### Activity
Without the pictures, set down every line of the data exactly.

### Input for this task
=-=-=-=-=

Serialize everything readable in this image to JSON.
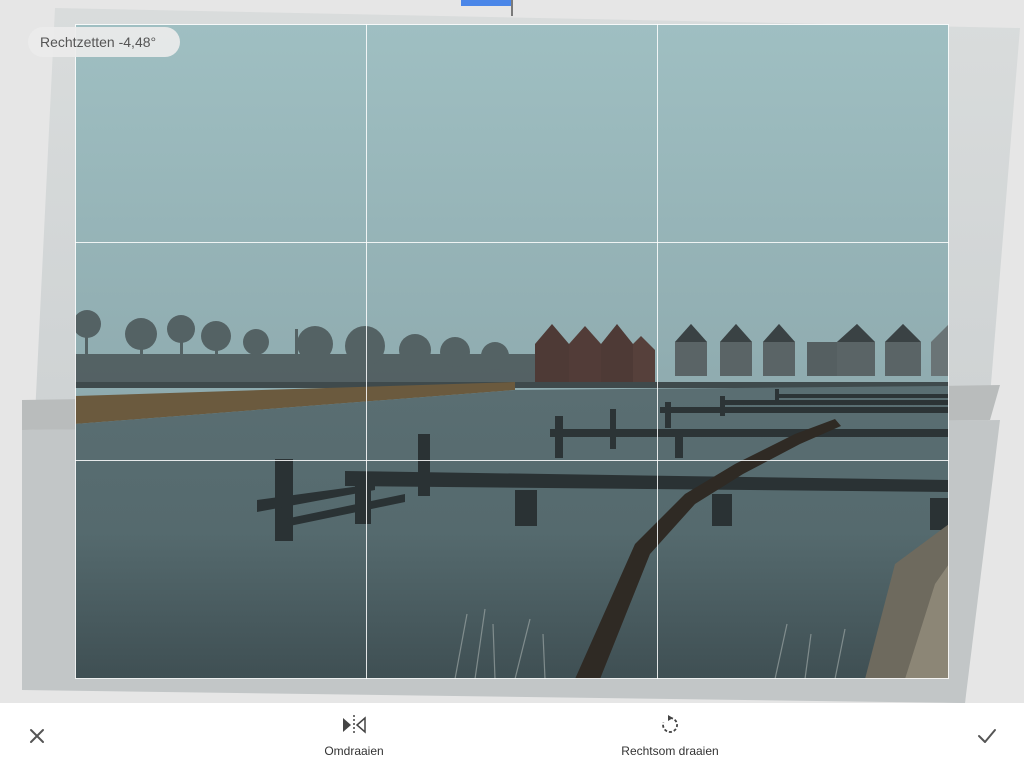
{
  "straighten": {
    "label": "Rechtzetten -4,48°"
  },
  "toolbar": {
    "cancel_icon": "close-icon",
    "flip": {
      "label": "Omdraaien",
      "icon": "flip-horizontal-icon"
    },
    "rotate": {
      "label": "Rechtsom draaien",
      "icon": "rotate-clockwise-icon"
    },
    "confirm_icon": "check-icon"
  },
  "grid": {
    "columns": 3,
    "rows": 3
  },
  "colors": {
    "accent": "#4a86e8",
    "toolbar_text": "#333333",
    "pill_background": "#ebebeb"
  }
}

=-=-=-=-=

### Solved problem
Serialize everything readable in this image to JSON.
{
  "straighten": {
    "label": "Rechtzetten -4,48°"
  },
  "toolbar": {
    "cancel_icon": "close-icon",
    "flip": {
      "label": "Omdraaien",
      "icon": "flip-horizontal-icon"
    },
    "rotate": {
      "label": "Rechtsom draaien",
      "icon": "rotate-clockwise-icon"
    },
    "confirm_icon": "check-icon"
  },
  "grid": {
    "columns": 3,
    "rows": 3
  },
  "colors": {
    "accent": "#4a86e8",
    "toolbar_text": "#333333",
    "pill_background": "#ebebeb"
  }
}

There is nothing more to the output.